Hello! I haven’t posted in a while, so I thought that I would take a few minutes to update you on my life here in Madagascar!
My mom, brother, and Tristan were here for a week. I had a blast! I’m so thankful that they got to come and see a little bit of my world. Saying goodbye definitely wasn’t easy though. I will see them again in a few months!
A lot of people ask me how Madagascar is, so instead of doing a normal “devotion” blog, I thought it would be fun to share a few fun facts and stories with you. Hopefully you will find it semi-interesting! 😉
– I mentioned in a FB status how I got distracted by a cow during a service at a Malagasy church. There obviously isn’t air condition, so the doors stay open. Hearing the cow chew his grass was too much of a distraction for this city girl! But seeing cows in the street is totally normal here. We have had to stop the car and let the cows cross. The other day, a car in front of us got hit by a cow who crossed the road.
-Speaking of this, there are tons of chickens who cross the road. Don’t ask me why! 😉 But what is neat is that everyone in the area knows whose chicken it belongs to and stealing another person’s chicken is definitely frowned upon. I have heard stories of people getting killed because they stole someone’s chicken(s).
– A white person is called a “Vaza” and it is used quite frequently especially when walking down the street. I hear it almost on a daily basis, mainly by some guy trying to get my attention or a Malagasy coworker greeting me.
– Being white, Malagasies assume I am French. My lack of French and my accent probably give it away pretty quickly that I am definitely not! I really wish I would have taken the language in high school!
– Cramming 30+ people into a “bus” (van) is totally normal. Getting up close and personal is a daily thing for people needing transportation I take it twice a week and it cost 300-400 ariary for each ride. This is about 10-13 cents in USD.
– It’s also very much a “walking” culture. I’ve actually grown to like the fact that I can walk from school to the grocery store or wherever without it being unsafe. People are everywhere!
– Rice, rice, and more rice! Malagasies eat rice for every meal. If they don’t have it, they don’t feel like they have eaten properly!
– The flooding here in Madagascar has devastated many people. It’s common to drive into town and see tents lined up on the side of the road because people’s homes are too flooded to live in. In order to get to their homes, they have to go by boat. It’s hard to imagine, but it’s reality for so many people.

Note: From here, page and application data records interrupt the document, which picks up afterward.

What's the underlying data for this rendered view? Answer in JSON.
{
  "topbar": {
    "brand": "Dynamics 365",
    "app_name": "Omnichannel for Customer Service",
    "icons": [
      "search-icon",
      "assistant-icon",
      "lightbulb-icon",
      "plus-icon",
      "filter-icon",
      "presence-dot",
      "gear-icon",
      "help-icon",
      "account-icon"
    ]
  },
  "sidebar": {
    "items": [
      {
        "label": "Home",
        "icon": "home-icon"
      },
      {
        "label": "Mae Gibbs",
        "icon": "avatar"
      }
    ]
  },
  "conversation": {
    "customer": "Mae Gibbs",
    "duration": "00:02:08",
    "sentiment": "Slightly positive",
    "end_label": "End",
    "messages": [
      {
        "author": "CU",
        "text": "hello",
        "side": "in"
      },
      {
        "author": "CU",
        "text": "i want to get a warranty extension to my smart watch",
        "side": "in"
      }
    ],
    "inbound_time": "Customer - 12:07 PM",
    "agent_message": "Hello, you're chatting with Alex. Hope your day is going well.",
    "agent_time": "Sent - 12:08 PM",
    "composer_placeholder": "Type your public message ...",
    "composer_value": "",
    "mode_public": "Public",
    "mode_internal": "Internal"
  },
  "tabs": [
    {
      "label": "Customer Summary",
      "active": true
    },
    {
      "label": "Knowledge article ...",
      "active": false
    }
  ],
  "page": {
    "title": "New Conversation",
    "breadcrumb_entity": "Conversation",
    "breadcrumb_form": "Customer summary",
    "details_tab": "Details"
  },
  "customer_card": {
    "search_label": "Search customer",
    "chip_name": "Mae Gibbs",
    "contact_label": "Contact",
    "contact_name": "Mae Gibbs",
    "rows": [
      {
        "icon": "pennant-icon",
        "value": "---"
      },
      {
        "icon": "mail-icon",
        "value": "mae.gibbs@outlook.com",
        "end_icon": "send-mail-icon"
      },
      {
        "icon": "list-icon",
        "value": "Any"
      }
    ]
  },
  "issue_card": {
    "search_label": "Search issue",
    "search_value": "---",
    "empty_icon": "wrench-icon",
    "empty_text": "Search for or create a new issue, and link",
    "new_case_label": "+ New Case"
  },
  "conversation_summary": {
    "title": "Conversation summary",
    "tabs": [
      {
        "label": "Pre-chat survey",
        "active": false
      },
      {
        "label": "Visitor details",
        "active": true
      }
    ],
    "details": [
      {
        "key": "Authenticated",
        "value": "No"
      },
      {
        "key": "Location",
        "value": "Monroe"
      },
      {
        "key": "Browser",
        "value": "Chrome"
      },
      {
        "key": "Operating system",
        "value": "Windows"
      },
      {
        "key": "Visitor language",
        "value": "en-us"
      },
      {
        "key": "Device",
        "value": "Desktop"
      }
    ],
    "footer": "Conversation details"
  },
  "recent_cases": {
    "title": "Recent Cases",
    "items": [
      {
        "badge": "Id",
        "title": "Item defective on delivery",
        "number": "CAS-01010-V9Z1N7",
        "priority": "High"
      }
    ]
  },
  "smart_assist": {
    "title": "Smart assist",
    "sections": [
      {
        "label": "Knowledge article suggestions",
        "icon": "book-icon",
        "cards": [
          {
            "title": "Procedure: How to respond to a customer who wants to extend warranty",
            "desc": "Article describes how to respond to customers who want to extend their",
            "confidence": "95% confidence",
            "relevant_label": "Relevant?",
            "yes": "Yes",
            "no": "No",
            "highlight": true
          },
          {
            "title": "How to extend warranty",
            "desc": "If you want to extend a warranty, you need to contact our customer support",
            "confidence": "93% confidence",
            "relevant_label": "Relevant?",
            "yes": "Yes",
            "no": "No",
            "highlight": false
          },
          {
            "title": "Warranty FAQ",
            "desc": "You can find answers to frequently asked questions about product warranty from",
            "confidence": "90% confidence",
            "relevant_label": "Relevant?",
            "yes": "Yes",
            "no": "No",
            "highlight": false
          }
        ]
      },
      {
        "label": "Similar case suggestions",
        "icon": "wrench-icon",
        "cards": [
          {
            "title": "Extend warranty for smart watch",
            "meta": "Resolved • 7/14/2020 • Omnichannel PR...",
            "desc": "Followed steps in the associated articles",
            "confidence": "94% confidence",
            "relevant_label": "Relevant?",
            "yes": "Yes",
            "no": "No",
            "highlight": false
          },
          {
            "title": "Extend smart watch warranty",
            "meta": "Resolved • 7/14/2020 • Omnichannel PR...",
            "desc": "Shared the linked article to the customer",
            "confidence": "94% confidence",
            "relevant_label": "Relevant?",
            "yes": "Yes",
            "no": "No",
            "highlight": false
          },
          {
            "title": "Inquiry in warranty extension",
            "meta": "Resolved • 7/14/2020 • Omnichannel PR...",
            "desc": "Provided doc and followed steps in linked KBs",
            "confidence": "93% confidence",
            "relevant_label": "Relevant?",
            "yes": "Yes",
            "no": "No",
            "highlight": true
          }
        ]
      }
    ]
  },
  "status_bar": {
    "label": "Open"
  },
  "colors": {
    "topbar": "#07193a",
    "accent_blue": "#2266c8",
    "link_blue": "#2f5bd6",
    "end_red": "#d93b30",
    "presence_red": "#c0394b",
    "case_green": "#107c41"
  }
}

– I will never complain about traffic in the States ever again. Potholes make driving somewhere a long, drawn out process! It has taken us 2 1/2 hours to get to our church during the week. On a Sunday, when less people are out, it takes about 40 min. It’s pretty crazy how 40 minutes begins to feel like a short drive! But with driving here, I have decided that the rule is, if there is even a small gap, take it. And if there’s not, make one. lol. The same thing applies to parking spaces. Just find a place!
Even with the craziness of traffic, being away from my family, and not having a Casa Ole… it’s all worth it. I look at this place and talk with these people, and I see such beauty. I have so much fun getting to know them and seeing their hearts. They are such givers and their worship is nothing short of amazing. I love seeing them walk down the streets on Sunday morning with their best clothes on, ready to give their best to God. It’s a place where people are so open and ready to receive the gospel.
Thanks so much for your prayers and support!